2005-05-26 / Women's

Famous Women In History Josephine Baker

Josephine Baker
(June 3, 1906 - April 12, 1975)
Josephine Baker (June 3, 1906 - April 12, 1975)

(June 3, 1906 - April 12, 1975)

Occupation: Entertainer

Also known as: Freda Josephine McDonald

Born Freda Josephine McDonald in St. Louis, Missouri, she later took the name Baker from her second husband, Willie Baker, whom she married at age 15. Surviving the 1917 riots in East St. Louis, Illinois, where the family was living, Josephine Baker ran away a few years later at age thirteen and began dancing in vaudeville and on Broadway. In 1925, Baker went to Paris where, after the jazz revue La Revue Nègre failed, her comic ability and jazz dancing drew the attention of a director of the Folies Bergère. In 1951 in the United States, Josephine Baker was refused service at the famous Stork Club in New York City. Yelling at columnist Walter Winchell, another patron of the club, for not coming to her assistance, she was accused by Winchell of communist and fascist sympathies. Never as popular in the US as in Europe, she found herself fighting the rumors begun by Winchell as well. Baker responded by crusading for racial equality, refusing to entertain in any club or theater that was not integrated, and thereby breaking the color bar at many establishments.
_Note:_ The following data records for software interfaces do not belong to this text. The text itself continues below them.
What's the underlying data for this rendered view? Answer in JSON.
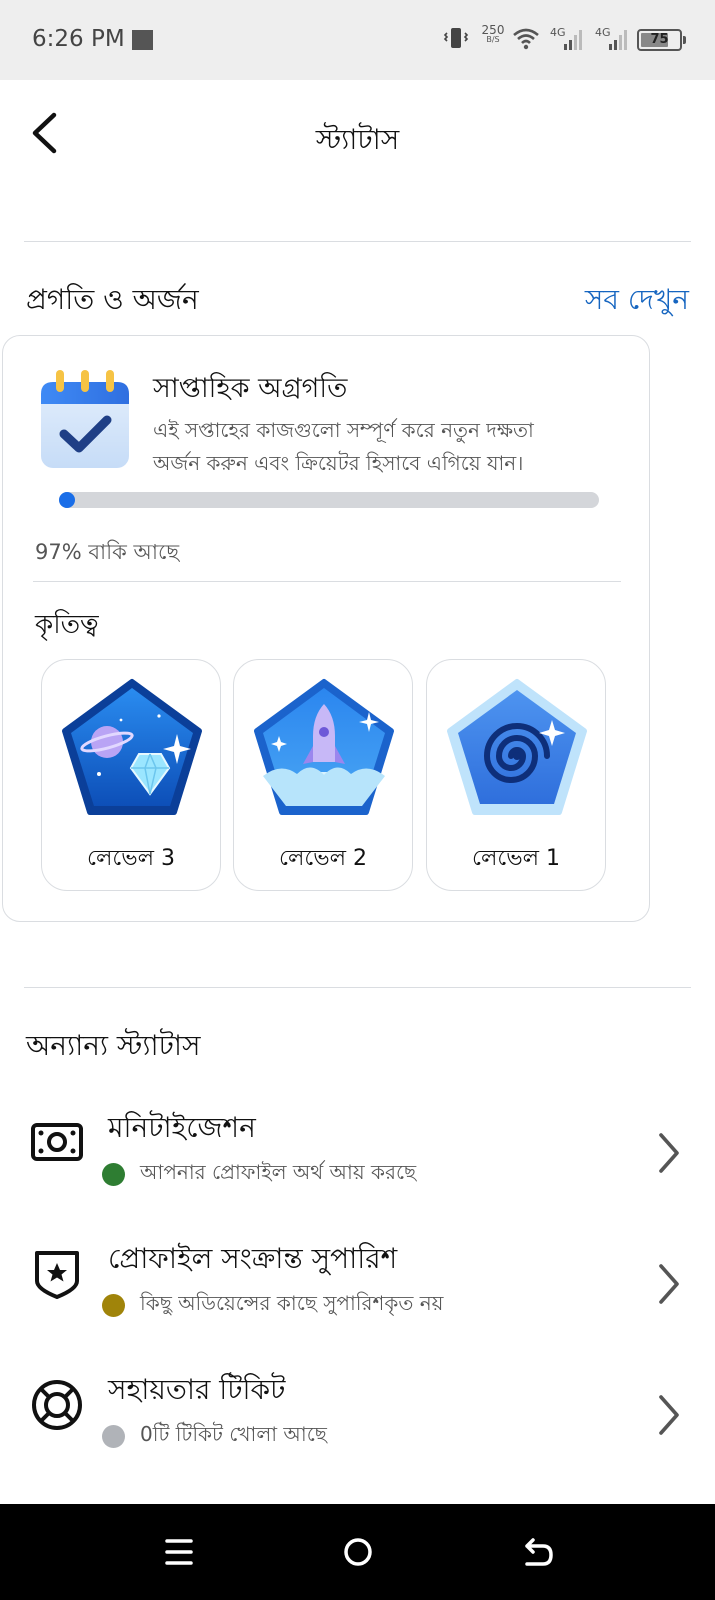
{
  "status_bar": {
    "time": "6:26 PM",
    "net_speed": "250",
    "net_unit": "B/S",
    "sim1": "4G",
    "sim2": "4G",
    "battery": "75",
    "battery_level": 0.75
  },
  "header": {
    "title": "স্ট্যাটাস",
    "back_icon": "chevron-left-icon"
  },
  "progress_section": {
    "title": "প্রগতি ও অর্জন",
    "see_all": "সব দেখুন"
  },
  "weekly_progress": {
    "icon": "calendar-check-icon",
    "title": "সাপ্তাহিক অগ্রগতি",
    "description_line1": "এই সপ্তাহের কাজগুলো সম্পূর্ণ করে নতুন দক্ষতা",
    "description_line2": "অর্জন করুন এবং ক্রিয়েটর হিসাবে এগিয়ে যান।",
    "progress": 0.03,
    "remaining_text": "97% বাকি আছে"
  },
  "achievements": {
    "title": "কৃতিত্ব",
    "badges": [
      {
        "label": "লেভেল 3",
        "icon": "planet-diamond-badge-icon"
      },
      {
        "label": "লেভেল 2",
        "icon": "rocket-badge-icon"
      },
      {
        "label": "লেভেল 1",
        "icon": "galaxy-badge-icon"
      }
    ]
  },
  "other_status": {
    "title": "অন্যান্য স্ট্যাটাস",
    "items": [
      {
        "title": "মনিটাইজেশন",
        "subtitle": "আপনার প্রোফাইল অর্থ আয় করছে",
        "status_color": "#2e7d32",
        "icon": "money-icon"
      },
      {
        "title": "প্রোফাইল সংক্রান্ত সুপারিশ",
        "subtitle": "কিছু অডিয়েন্সের কাছে সুপারিশকৃত নয়",
        "status_color": "#a0840a",
        "icon": "shield-star-icon"
      },
      {
        "title": "সহায়তার টিকিট",
        "subtitle": "0টি টিকিট খোলা আছে",
        "status_color": "#b0b3b8",
        "icon": "lifebuoy-icon"
      }
    ]
  },
  "nav_bar": {
    "menu_icon": "menu-icon",
    "home_icon": "home-circle-icon",
    "back_icon": "back-arrow-icon"
  },
  "colors": {
    "accent": "#1565c0",
    "progress": "#1a6ee8"
  }
}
In 1963, she spoke at the March on Washington at the side of Martin Luther King, Jr. In 1975, Josephine Baker’s Carnegie Hall comeback performance was a success, as was her subsequent Paris performance. But two days after her last Paris performance, she died of a stroke. (www.women.about.com.)

Return to top

Copyright© 2000 - 2014
Canarsie Courier Publications, Inc.
All Rights Reserved